■ THE INPUT ■
○ ○ ○ ○ ○ ○ ○

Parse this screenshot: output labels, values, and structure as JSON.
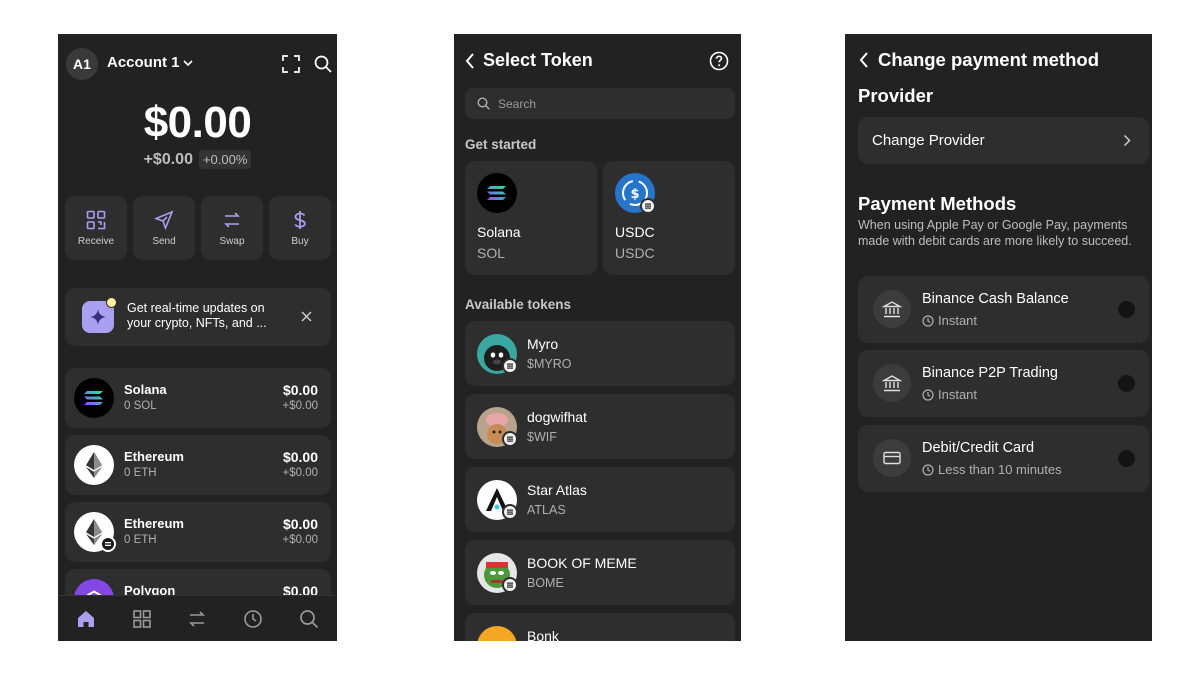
{
  "wallet": {
    "avatar_initials": "A1",
    "account_name": "Account 1",
    "balance": "$0.00",
    "balance_change": "+$0.00",
    "balance_change_pct": "+0.00%",
    "actions": [
      {
        "label": "Receive",
        "icon": "qr-code-icon"
      },
      {
        "label": "Send",
        "icon": "send-icon"
      },
      {
        "label": "Swap",
        "icon": "swap-icon"
      },
      {
        "label": "Buy",
        "icon": "dollar-icon"
      }
    ],
    "banner_text": "Get real-time updates on your crypto, NFTs, and ...",
    "assets": [
      {
        "name": "Solana",
        "amount": "0 SOL",
        "value": "$0.00",
        "change": "+$0.00",
        "icon": "solana-logo"
      },
      {
        "name": "Ethereum",
        "amount": "0 ETH",
        "value": "$0.00",
        "change": "+$0.00",
        "icon": "ethereum-logo"
      },
      {
        "name": "Ethereum",
        "amount": "0 ETH",
        "value": "$0.00",
        "change": "+$0.00",
        "icon": "ethereum-logo"
      },
      {
        "name": "Polygon",
        "amount": "",
        "value": "$0.00",
        "change": "",
        "icon": "polygon-logo"
      }
    ],
    "nav": [
      "home-icon",
      "grid-icon",
      "swap-icon",
      "history-icon",
      "search-icon"
    ],
    "colors": {
      "accent": "#ab9ff2",
      "bg": "#222222",
      "card": "#2e2e2e"
    }
  },
  "select_token": {
    "title": "Select Token",
    "search_placeholder": "Search",
    "get_started_label": "Get started",
    "featured": [
      {
        "name": "Solana",
        "symbol": "SOL"
      },
      {
        "name": "USDC",
        "symbol": "USDC"
      }
    ],
    "available_label": "Available tokens",
    "tokens": [
      {
        "name": "Myro",
        "symbol": "$MYRO"
      },
      {
        "name": "dogwifhat",
        "symbol": "$WIF"
      },
      {
        "name": "Star Atlas",
        "symbol": "ATLAS"
      },
      {
        "name": "BOOK OF MEME",
        "symbol": "BOME"
      },
      {
        "name": "Bonk",
        "symbol": ""
      }
    ]
  },
  "payment": {
    "title": "Change payment method",
    "provider_heading": "Provider",
    "change_provider": "Change Provider",
    "methods_heading": "Payment Methods",
    "methods_desc": "When using Apple Pay or Google Pay, payments made with debit cards are more likely to succeed.",
    "methods": [
      {
        "name": "Binance Cash Balance",
        "eta": "Instant",
        "icon": "bank-icon"
      },
      {
        "name": "Binance P2P Trading",
        "eta": "Instant",
        "icon": "bank-icon"
      },
      {
        "name": "Debit/Credit Card",
        "eta": "Less than 10 minutes",
        "icon": "credit-card-icon"
      }
    ]
  }
}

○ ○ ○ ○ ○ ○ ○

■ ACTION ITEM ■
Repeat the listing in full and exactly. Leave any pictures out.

■ COMPLETED TASK ■
Parse this screenshot: output labels, values, and structure as JSON.
{
  "wallet": {
    "avatar_initials": "A1",
    "account_name": "Account 1",
    "balance": "$0.00",
    "balance_change": "+$0.00",
    "balance_change_pct": "+0.00%",
    "actions": [
      {
        "label": "Receive",
        "icon": "qr-code-icon"
      },
      {
        "label": "Send",
        "icon": "send-icon"
      },
      {
        "label": "Swap",
        "icon": "swap-icon"
      },
      {
        "label": "Buy",
        "icon": "dollar-icon"
      }
    ],
    "banner_text": "Get real-time updates on your crypto, NFTs, and ...",
    "assets": [
      {
        "name": "Solana",
        "amount": "0 SOL",
        "value": "$0.00",
        "change": "+$0.00",
        "icon": "solana-logo"
      },
      {
        "name": "Ethereum",
        "amount": "0 ETH",
        "value": "$0.00",
        "change": "+$0.00",
        "icon": "ethereum-logo"
      },
      {
        "name": "Ethereum",
        "amount": "0 ETH",
        "value": "$0.00",
        "change": "+$0.00",
        "icon": "ethereum-logo"
      },
      {
        "name": "Polygon",
        "amount": "",
        "value": "$0.00",
        "change": "",
        "icon": "polygon-logo"
      }
    ],
    "nav": [
      "home-icon",
      "grid-icon",
      "swap-icon",
      "history-icon",
      "search-icon"
    ],
    "colors": {
      "accent": "#ab9ff2",
      "bg": "#222222",
      "card": "#2e2e2e"
    }
  },
  "select_token": {
    "title": "Select Token",
    "search_placeholder": "Search",
    "get_started_label": "Get started",
    "featured": [
      {
        "name": "Solana",
        "symbol": "SOL"
      },
      {
        "name": "USDC",
        "symbol": "USDC"
      }
    ],
    "available_label": "Available tokens",
    "tokens": [
      {
        "name": "Myro",
        "symbol": "$MYRO"
      },
      {
        "name": "dogwifhat",
        "symbol": "$WIF"
      },
      {
        "name": "Star Atlas",
        "symbol": "ATLAS"
      },
      {
        "name": "BOOK OF MEME",
        "symbol": "BOME"
      },
      {
        "name": "Bonk",
        "symbol": ""
      }
    ]
  },
  "payment": {
    "title": "Change payment method",
    "provider_heading": "Provider",
    "change_provider": "Change Provider",
    "methods_heading": "Payment Methods",
    "methods_desc": "When using Apple Pay or Google Pay, payments made with debit cards are more likely to succeed.",
    "methods": [
      {
        "name": "Binance Cash Balance",
        "eta": "Instant",
        "icon": "bank-icon"
      },
      {
        "name": "Binance P2P Trading",
        "eta": "Instant",
        "icon": "bank-icon"
      },
      {
        "name": "Debit/Credit Card",
        "eta": "Less than 10 minutes",
        "icon": "credit-card-icon"
      }
    ]
  }
}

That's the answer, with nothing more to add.